With mattresses that you purchase online, there are basically two options in terms of what is used to construct the mattress—an all-foam bed or a hybrid/spring bed that uses both foam and coils. For a child, you probably don’t need coils. They aren’t heavy enough to need that much support or resistance, so you’ll want to look more at all-foam constructions. That means memory foam, which typically has a denser feel that softens over time and cradles your body, and latex foam, which has a more sponge-like feeling, and is bouncier and airier. Memory foam mattresses also tend to sleep a little warmer, while latex mattresses generally allows more airflow. So if your kid is a sweaty sleeper, you may want to look for a mattress with more latex foam. There are also poly and proprietary foam beds, which vary in feel by company, and are usually more affordable.
Now, we said a kid probably doesn’t need coils, but a spring bed might be right for you(r child) if the plan is to keep it for many, many years. Innersprings and pocketed coils are more durable over the long haul. So, if you have an 8th grader and this is the last time you’re buying them a bed (and whatever you get now is what they’ll be sleeping on when they’re home for the holidays at age 27) you might want to look into coil hybrid options.
In the mattress world, there are certain certifications that proclaim a product to be especially eco-friendly or all natural, etc.. When it comes to memory foam, specifically, you should look for GreenGaurd GOLD or CertiPUR-US certified beds. These certifications, among other things, ensure that the mattress will have little to no off-gassing. Off-gassing is that chemical-y smell that comes with a lot of padded furniture and especially mattresses. It usually sticks around for at least a day, sometimes much longer, and it can make kids sick. That’s not what you want from your mattress, nor what you want for your kid. In any case, it’s a good idea to let the mattress sit without putting sheets on it for several days to off-gas.
Most bed-in-a-box mattresses are a perfectly manageable weight (although there are a few exceptions, like Purple.2/3/4, which actually comes with people to set it up so you don’t throw out your back) and besides, you won’t be moving it around too much, anyway. But in the battle of getting your kids to make their bed, it helps if their mattress isn’t overly heavy.
Kids spill and have accidents, so of course, a machine washable cover is ideal. Unfortunately, there are only a couple mattresses that have removable, machine washable covers (Yogabed and Novosbed are two that come to mind right away). Others will require you to spot clean. And while that’s doable, it’s not all that convenient and even the best spot clean job doesn’t provide the same level of cleanliness confidence as a cycle through the washing machine.
As a work around, though, we suggest that you look into a machine washable mattress protector to go with the bed. That way, you can just pull it off and toss it in the wash when needed. You can find them all over the internet or in most stores that sell bedding products.

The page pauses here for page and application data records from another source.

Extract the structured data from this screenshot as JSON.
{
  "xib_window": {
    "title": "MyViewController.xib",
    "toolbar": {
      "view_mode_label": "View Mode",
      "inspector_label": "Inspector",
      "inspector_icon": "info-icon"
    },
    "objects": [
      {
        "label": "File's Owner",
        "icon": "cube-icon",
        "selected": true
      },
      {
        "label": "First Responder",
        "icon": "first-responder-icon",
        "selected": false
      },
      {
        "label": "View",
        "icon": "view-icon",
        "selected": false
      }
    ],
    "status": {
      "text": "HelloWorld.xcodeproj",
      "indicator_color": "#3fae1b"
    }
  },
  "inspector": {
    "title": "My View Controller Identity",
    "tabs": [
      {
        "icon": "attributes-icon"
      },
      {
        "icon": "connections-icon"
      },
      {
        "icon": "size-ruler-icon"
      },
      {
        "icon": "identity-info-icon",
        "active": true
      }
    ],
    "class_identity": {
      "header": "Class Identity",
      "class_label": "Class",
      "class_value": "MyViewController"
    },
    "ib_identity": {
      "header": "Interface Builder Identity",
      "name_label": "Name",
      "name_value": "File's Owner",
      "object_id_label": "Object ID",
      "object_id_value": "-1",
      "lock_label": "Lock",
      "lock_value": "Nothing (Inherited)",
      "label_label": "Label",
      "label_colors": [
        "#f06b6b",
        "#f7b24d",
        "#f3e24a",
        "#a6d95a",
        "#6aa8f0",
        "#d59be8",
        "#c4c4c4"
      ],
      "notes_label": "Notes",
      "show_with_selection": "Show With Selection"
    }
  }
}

Most mattresses are super versatile in terms of compatible foundations or bed frames. The majority of mattresses can be put directly on the floor, on a box spring, a foundation, or a slatted bed frame. But rather than assume it’ll be fine and then being disappointed and having to exchange the mattress or get a new frame, you should always make sure to look at the FAQ section of the company’s website for more details.
It’s standard for the online mattress shopping industry to include free shipping, a 100-night risk-free trial period, free returns within that trial period, and a 10-year warranty should you keep the mattress. And because all of that is standard, you shouldn’t settle for anything less. In fact, some companies will give you even longer trial periods (we’ve seen up to a whole year) and much longer warranties (we’ve seen up to forever).
That trial period is important when buying a mattress online because you don’t get to go take it for a test snooze at your neighborhood mattress store. But with that trial period, you can rest easy knowing that if it’s not right, you can have it picked up for no charge and receive a full refund.